● **TASK STATEMENT**
Below is a listing; return it in full, exactly as it appears.

● **DATASET RECORDS**
+ + + + +

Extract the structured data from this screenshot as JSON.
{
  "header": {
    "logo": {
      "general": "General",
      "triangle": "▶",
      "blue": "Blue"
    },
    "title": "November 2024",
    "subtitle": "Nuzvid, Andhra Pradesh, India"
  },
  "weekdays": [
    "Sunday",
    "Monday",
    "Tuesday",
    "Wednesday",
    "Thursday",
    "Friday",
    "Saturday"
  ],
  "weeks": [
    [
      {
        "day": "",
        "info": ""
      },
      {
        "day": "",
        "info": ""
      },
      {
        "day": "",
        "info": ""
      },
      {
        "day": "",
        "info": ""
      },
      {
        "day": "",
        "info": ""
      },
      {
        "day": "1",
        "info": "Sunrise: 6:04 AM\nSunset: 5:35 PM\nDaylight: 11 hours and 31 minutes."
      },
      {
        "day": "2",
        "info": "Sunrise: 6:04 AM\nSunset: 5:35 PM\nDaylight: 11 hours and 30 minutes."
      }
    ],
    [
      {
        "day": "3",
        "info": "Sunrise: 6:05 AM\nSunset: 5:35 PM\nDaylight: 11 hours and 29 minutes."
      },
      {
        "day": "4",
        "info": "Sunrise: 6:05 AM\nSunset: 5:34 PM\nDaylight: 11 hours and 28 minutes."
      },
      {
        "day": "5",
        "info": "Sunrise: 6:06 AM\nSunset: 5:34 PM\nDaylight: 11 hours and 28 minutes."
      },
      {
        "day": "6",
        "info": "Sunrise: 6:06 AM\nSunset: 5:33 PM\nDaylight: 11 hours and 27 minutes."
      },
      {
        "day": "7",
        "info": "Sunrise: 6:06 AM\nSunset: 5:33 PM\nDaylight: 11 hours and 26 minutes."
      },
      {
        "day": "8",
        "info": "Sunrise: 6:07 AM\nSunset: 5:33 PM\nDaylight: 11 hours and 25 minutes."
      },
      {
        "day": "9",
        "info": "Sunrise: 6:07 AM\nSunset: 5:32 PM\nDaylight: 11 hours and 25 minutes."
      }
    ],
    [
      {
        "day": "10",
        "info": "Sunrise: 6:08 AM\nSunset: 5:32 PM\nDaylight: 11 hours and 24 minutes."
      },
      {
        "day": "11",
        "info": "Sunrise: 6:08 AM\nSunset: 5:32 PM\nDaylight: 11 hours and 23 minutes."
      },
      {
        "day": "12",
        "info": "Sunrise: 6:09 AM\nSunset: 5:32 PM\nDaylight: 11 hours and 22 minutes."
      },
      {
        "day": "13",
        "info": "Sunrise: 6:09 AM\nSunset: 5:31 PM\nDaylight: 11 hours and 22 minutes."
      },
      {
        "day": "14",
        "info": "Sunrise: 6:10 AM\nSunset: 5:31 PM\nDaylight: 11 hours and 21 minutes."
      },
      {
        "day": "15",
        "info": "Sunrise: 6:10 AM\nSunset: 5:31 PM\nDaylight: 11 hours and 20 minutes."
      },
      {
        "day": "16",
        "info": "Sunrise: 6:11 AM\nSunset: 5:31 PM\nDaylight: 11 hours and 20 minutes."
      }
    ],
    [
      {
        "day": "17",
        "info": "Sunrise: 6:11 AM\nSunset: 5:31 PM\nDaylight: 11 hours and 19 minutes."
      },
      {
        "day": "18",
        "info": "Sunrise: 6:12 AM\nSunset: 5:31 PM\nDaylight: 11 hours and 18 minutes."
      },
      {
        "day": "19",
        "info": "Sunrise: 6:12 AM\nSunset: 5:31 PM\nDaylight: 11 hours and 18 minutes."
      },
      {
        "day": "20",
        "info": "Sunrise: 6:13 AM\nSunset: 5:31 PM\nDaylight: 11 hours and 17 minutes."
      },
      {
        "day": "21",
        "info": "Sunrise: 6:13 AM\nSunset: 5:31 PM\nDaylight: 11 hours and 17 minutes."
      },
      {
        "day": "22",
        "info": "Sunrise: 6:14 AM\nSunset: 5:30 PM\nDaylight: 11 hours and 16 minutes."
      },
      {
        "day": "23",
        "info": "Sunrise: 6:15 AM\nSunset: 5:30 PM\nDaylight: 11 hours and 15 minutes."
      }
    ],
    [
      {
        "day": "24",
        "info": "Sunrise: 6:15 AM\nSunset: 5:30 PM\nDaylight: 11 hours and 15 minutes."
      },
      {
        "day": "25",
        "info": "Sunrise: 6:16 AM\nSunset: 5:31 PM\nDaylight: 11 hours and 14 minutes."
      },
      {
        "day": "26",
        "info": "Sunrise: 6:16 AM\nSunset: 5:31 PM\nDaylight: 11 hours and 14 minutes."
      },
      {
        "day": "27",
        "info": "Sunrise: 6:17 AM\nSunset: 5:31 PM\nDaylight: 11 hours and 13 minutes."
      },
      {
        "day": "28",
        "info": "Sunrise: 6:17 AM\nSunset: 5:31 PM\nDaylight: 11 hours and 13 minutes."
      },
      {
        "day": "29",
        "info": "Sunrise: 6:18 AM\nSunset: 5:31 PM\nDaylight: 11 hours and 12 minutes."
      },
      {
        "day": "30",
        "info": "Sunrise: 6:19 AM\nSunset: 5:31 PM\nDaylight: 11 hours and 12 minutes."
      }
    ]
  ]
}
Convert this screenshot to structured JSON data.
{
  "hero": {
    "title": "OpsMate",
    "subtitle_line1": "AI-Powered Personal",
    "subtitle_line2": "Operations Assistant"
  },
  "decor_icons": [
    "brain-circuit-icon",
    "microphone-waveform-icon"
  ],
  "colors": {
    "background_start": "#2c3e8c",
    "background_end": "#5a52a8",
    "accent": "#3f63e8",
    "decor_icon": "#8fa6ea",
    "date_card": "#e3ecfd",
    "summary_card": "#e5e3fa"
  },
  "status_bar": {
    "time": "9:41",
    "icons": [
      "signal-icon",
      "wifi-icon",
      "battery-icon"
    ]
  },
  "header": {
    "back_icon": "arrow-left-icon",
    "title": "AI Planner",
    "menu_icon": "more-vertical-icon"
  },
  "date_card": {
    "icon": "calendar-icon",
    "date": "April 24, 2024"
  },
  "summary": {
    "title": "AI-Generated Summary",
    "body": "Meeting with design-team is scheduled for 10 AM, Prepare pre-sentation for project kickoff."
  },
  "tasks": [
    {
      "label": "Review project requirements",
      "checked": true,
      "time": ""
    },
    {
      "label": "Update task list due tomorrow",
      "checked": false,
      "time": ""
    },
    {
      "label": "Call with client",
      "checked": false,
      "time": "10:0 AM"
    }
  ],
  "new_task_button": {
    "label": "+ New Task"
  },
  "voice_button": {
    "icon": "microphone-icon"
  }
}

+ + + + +

● **WORKED SOLUTION**
Extract the structured data from this screenshot as JSON.
{
  "header": {
    "logo": {
      "general": "General",
      "triangle": "▶",
      "blue": "Blue"
    },
    "title": "November 2024",
    "subtitle": "Nuzvid, Andhra Pradesh, India"
  },
  "weekdays": [
    "Sunday",
    "Monday",
    "Tuesday",
    "Wednesday",
    "Thursday",
    "Friday",
    "Saturday"
  ],
  "weeks": [
    [
      {
        "day": "",
        "info": ""
      },
      {
        "day": "",
        "info": ""
      },
      {
        "day": "",
        "info": ""
      },
      {
        "day": "",
        "info": ""
      },
      {
        "day": "",
        "info": ""
      },
      {
        "day": "1",
        "info": "Sunrise: 6:04 AM\nSunset: 5:35 PM\nDaylight: 11 hours and 31 minutes."
      },
      {
        "day": "2",
        "info": "Sunrise: 6:04 AM\nSunset: 5:35 PM\nDaylight: 11 hours and 30 minutes."
      }
    ],
    [
      {
        "day": "3",
        "info": "Sunrise: 6:05 AM\nSunset: 5:35 PM\nDaylight: 11 hours and 29 minutes."
      },
      {
        "day": "4",
        "info": "Sunrise: 6:05 AM\nSunset: 5:34 PM\nDaylight: 11 hours and 28 minutes."
      },
      {
        "day": "5",
        "info": "Sunrise: 6:06 AM\nSunset: 5:34 PM\nDaylight: 11 hours and 28 minutes."
      },
      {
        "day": "6",
        "info": "Sunrise: 6:06 AM\nSunset: 5:33 PM\nDaylight: 11 hours and 27 minutes."
      },
      {
        "day": "7",
        "info": "Sunrise: 6:06 AM\nSunset: 5:33 PM\nDaylight: 11 hours and 26 minutes."
      },
      {
        "day": "8",
        "info": "Sunrise: 6:07 AM\nSunset: 5:33 PM\nDaylight: 11 hours and 25 minutes."
      },
      {
        "day": "9",
        "info": "Sunrise: 6:07 AM\nSunset: 5:32 PM\nDaylight: 11 hours and 25 minutes."
      }
    ],
    [
      {
        "day": "10",
        "info": "Sunrise: 6:08 AM\nSunset: 5:32 PM\nDaylight: 11 hours and 24 minutes."
      },
      {
        "day": "11",
        "info": "Sunrise: 6:08 AM\nSunset: 5:32 PM\nDaylight: 11 hours and 23 minutes."
      },
      {
        "day": "12",
        "info": "Sunrise: 6:09 AM\nSunset: 5:32 PM\nDaylight: 11 hours and 22 minutes."
      },
      {
        "day": "13",
        "info": "Sunrise: 6:09 AM\nSunset: 5:31 PM\nDaylight: 11 hours and 22 minutes."
      },
      {
        "day": "14",
        "info": "Sunrise: 6:10 AM\nSunset: 5:31 PM\nDaylight: 11 hours and 21 minutes."
      },
      {
        "day": "15",
        "info": "Sunrise: 6:10 AM\nSunset: 5:31 PM\nDaylight: 11 hours and 20 minutes."
      },
      {
        "day": "16",
        "info": "Sunrise: 6:11 AM\nSunset: 5:31 PM\nDaylight: 11 hours and 20 minutes."
      }
    ],
    [
      {
        "day": "17",
        "info": "Sunrise: 6:11 AM\nSunset: 5:31 PM\nDaylight: 11 hours and 19 minutes."
      },
      {
        "day": "18",
        "info": "Sunrise: 6:12 AM\nSunset: 5:31 PM\nDaylight: 11 hours and 18 minutes."
      },
      {
        "day": "19",
        "info": "Sunrise: 6:12 AM\nSunset: 5:31 PM\nDaylight: 11 hours and 18 minutes."
      },
      {
        "day": "20",
        "info": "Sunrise: 6:13 AM\nSunset: 5:31 PM\nDaylight: 11 hours and 17 minutes."
      },
      {
        "day": "21",
        "info": "Sunrise: 6:13 AM\nSunset: 5:31 PM\nDaylight: 11 hours and 17 minutes."
      },
      {
        "day": "22",
        "info": "Sunrise: 6:14 AM\nSunset: 5:30 PM\nDaylight: 11 hours and 16 minutes."
      },
      {
        "day": "23",
        "info": "Sunrise: 6:15 AM\nSunset: 5:30 PM\nDaylight: 11 hours and 15 minutes."
      }
    ],
    [
      {
        "day": "24",
        "info": "Sunrise: 6:15 AM\nSunset: 5:30 PM\nDaylight: 11 hours and 15 minutes."
      },
      {
        "day": "25",
        "info": "Sunrise: 6:16 AM\nSunset: 5:31 PM\nDaylight: 11 hours and 14 minutes."
      },
      {
        "day": "26",
        "info": "Sunrise: 6:16 AM\nSunset: 5:31 PM\nDaylight: 11 hours and 14 minutes."
      },
      {
        "day": "27",
        "info": "Sunrise: 6:17 AM\nSunset: 5:31 PM\nDaylight: 11 hours and 13 minutes."
      },
      {
        "day": "28",
        "info": "Sunrise: 6:17 AM\nSunset: 5:31 PM\nDaylight: 11 hours and 13 minutes."
      },
      {
        "day": "29",
        "info": "Sunrise: 6:18 AM\nSunset: 5:31 PM\nDaylight: 11 hours and 12 minutes."
      },
      {
        "day": "30",
        "info": "Sunrise: 6:19 AM\nSunset: 5:31 PM\nDaylight: 11 hours and 12 minutes."
      }
    ]
  ]
}
Convert this screenshot to structured JSON data.
{
  "hero": {
    "title": "OpsMate",
    "subtitle_line1": "AI-Powered Personal",
    "subtitle_line2": "Operations Assistant"
  },
  "decor_icons": [
    "brain-circuit-icon",
    "microphone-waveform-icon"
  ],
  "colors": {
    "background_start": "#2c3e8c",
    "background_end": "#5a52a8",
    "accent": "#3f63e8",
    "decor_icon": "#8fa6ea",
    "date_card": "#e3ecfd",
    "summary_card": "#e5e3fa"
  },
  "status_bar": {
    "time": "9:41",
    "icons": [
      "signal-icon",
      "wifi-icon",
      "battery-icon"
    ]
  },
  "header": {
    "back_icon": "arrow-left-icon",
    "title": "AI Planner",
    "menu_icon": "more-vertical-icon"
  },
  "date_card": {
    "icon": "calendar-icon",
    "date": "April 24, 2024"
  },
  "summary": {
    "title": "AI-Generated Summary",
    "body": "Meeting with design-team is scheduled for 10 AM, Prepare pre-sentation for project kickoff."
  },
  "tasks": [
    {
      "label": "Review project requirements",
      "checked": true,
      "time": ""
    },
    {
      "label": "Update task list due tomorrow",
      "checked": false,
      "time": ""
    },
    {
      "label": "Call with client",
      "checked": false,
      "time": "10:0 AM"
    }
  ],
  "new_task_button": {
    "label": "+ New Task"
  },
  "voice_button": {
    "icon": "microphone-icon"
  }
}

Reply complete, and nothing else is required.